That’s a perfectly sensible use of the word, and those follow-on thoughts flow perfectly sensibly from it.  Problem is, it’s the wrong usage—or it’s the wrong usage if the reason that you’re trying to come to grips with Employee Engagement is that you heard about the research showing the correlation between engagement and better business performance.

Several of the posts below deal with the details of this “definition gap.”* So I’ll use the remainder of this Musing to address two points: 1) Why substituting “buy-in” can lead to better outcomes?; and 2) Why we didn’t just stick with buy-in in the first place?

Why thinking “buy-in” works better than thinking “engagement”? 

The definition of engagement used in the research is this:  The extent to which an individual is moved to invest additional effort and energy in the tasks at hand.  In other words, engagement is a psychological state in which an individual exists, not a set of actions that someone takes; as such, the energy/effort definition is very different from the interaction/connection definition.

One way to square this circle would be to think along these lines:

I want to achieve the kind of energy/effort Engagement that the research says will lead to better business results.  One interaction/connection Engagement technique that can be effective in achieving such energy/effort Engagement is to bring everybody together for an all-hands meeting.  Another interaction/connection technique designed to increase levels of energy/effort Engagement would be to include interaction/connection-intensive breakout sessions as part of that all-hands meeting. 

But while all of those references to interaction/connection and energy/effort in the preceding paragraph do parse, they are anything but clear.   And if it's tough to keep things straight while explicitly discussing this definition gap, imagine trying to keep those distinctions precise and clear in the push-and-pull of everyday organizational life.  See the problem?

Substituting buy-in for engagement, unsnarls a lot of those semantic knots:  We need a higher degree of buy-in to the tasks at hand.  An all-hands meeting—with breakouts—should help. See the difference?

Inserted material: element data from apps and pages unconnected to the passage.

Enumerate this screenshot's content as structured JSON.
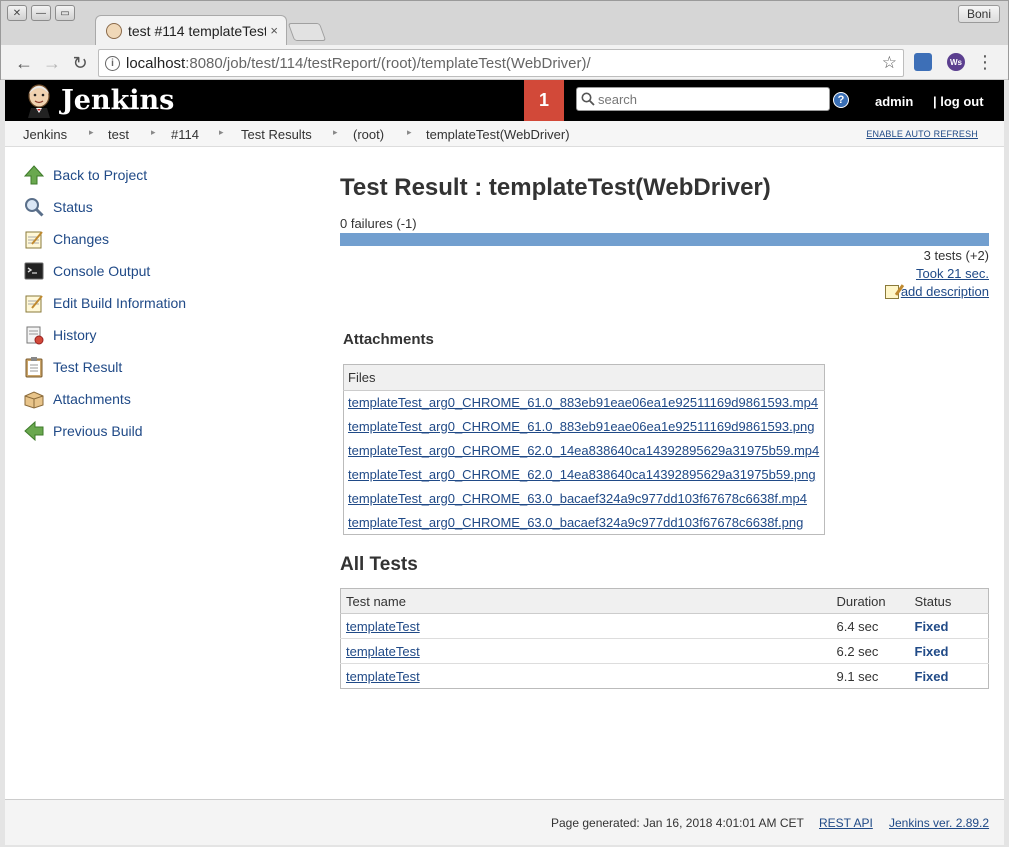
{
  "browser": {
    "tab_title": "test #114 templateTest",
    "tab_close": "×",
    "user": "Boni",
    "url_host": "localhost",
    "url_rest": ":8080/job/test/114/testReport/(root)/templateTest(WebDriver)/",
    "ext1_label": "",
    "ext2_label": "Ws"
  },
  "header": {
    "logo_text": "Jenkins",
    "notification_count": "1",
    "search_placeholder": "search",
    "help_label": "?",
    "user": "admin",
    "logout": "| log out"
  },
  "breadcrumbs": {
    "items": [
      "Jenkins",
      "test",
      "#114",
      "Test Results",
      "(root)",
      "templateTest(WebDriver)"
    ],
    "auto_refresh": "ENABLE AUTO REFRESH"
  },
  "sidebar": {
    "items": [
      {
        "label": "Back to Project",
        "icon": "up-arrow-icon"
      },
      {
        "label": "Status",
        "icon": "magnifier-icon"
      },
      {
        "label": "Changes",
        "icon": "notepad-icon"
      },
      {
        "label": "Console Output",
        "icon": "terminal-icon"
      },
      {
        "label": "Edit Build Information",
        "icon": "notepad-edit-icon"
      },
      {
        "label": "History",
        "icon": "history-icon"
      },
      {
        "label": "Test Result",
        "icon": "clipboard-icon"
      },
      {
        "label": "Attachments",
        "icon": "package-icon"
      },
      {
        "label": "Previous Build",
        "icon": "left-arrow-icon"
      }
    ]
  },
  "main": {
    "title": "Test Result : templateTest(WebDriver)",
    "failures": "0 failures (-1)",
    "pass_ratio": 1.0,
    "tests": "3 tests (+2)",
    "took": "Took 21 sec.",
    "add_description": "add description"
  },
  "attachments": {
    "title": "Attachments",
    "header": "Files",
    "files": [
      "templateTest_arg0_CHROME_61.0_883eb91eae06ea1e92511169d9861593.mp4",
      "templateTest_arg0_CHROME_61.0_883eb91eae06ea1e92511169d9861593.png",
      "templateTest_arg0_CHROME_62.0_14ea838640ca14392895629a31975b59.mp4",
      "templateTest_arg0_CHROME_62.0_14ea838640ca14392895629a31975b59.png",
      "templateTest_arg0_CHROME_63.0_bacaef324a9c977dd103f67678c6638f.mp4",
      "templateTest_arg0_CHROME_63.0_bacaef324a9c977dd103f67678c6638f.png"
    ]
  },
  "all_tests": {
    "title": "All Tests",
    "columns": [
      "Test name",
      "Duration",
      "Status"
    ],
    "rows": [
      {
        "name": "templateTest",
        "duration": "6.4 sec",
        "status": "Fixed"
      },
      {
        "name": "templateTest",
        "duration": "6.2 sec",
        "status": "Fixed"
      },
      {
        "name": "templateTest",
        "duration": "9.1 sec",
        "status": "Fixed"
      }
    ]
  },
  "footer": {
    "generated": "Page generated: Jan 16, 2018 4:01:01 AM CET",
    "rest_api": "REST API",
    "version": "Jenkins ver. 2.89.2"
  },
  "colors": {
    "accent": "#204a87",
    "notification": "#d24939",
    "progress": "#729fcf"
  }
}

What was wrong with “buy-in” in the first place?  Why didn’t we just keep using it? 

I can think of two explanations, one of which is benign, the other pretty cynical.

The benign explanation is that the researches that delved into the matter did what good researchers do: they began by clearly defining their terms.  As they proceeded to do their work, therefore, it was eminently clear to them just what they were studying:  The extent to which an individual invests additional energy and effort in the tasks at hand.  There was no ambiguity or possibility for confusion.

Once the results of their research began to be publicized and gain currency, though... well, let’s just say that that definitionally-precise horse was out of the barn.  This was not the fault of the researchers.  In fact, it wasn't anybody’s fault.  Rather, it was just yet one more manifestation of Murphy’s Law: if ambiguity and confusion are possible, they will occur.

Now for the fun part—the cynical explanation.

  • Immutable Truth #1:  People will always be intrigued by the Next Big Thing.  It’s just human nature.
  • Immutable Truth #1-A:  Whenever a Next Big Thing begins to appear over the horizon, it will be closely followed by hordes of consultants to help in its implementation.  (Note: I write this after having spent the better part of the past 30 years working as a consultant.  In my defense, most of my consulting work was dedicated to the proposition that such pursuit of Next Big Things is folly.)

Which sales pitch do you think will promote more billable hours for consultants?

  • “Employee Engagement is the key that will unlock untold levels of improvement in productivity, profitability, efficiency, market share, and employee retention!

Or...

  • “Not for nuthin’, but it really is kinda sorta the same thing as buy-in.”

Enough said.

JG

*For a fuller discussion of this "definition gap" and other related matters, click here for an excerpt from my new book.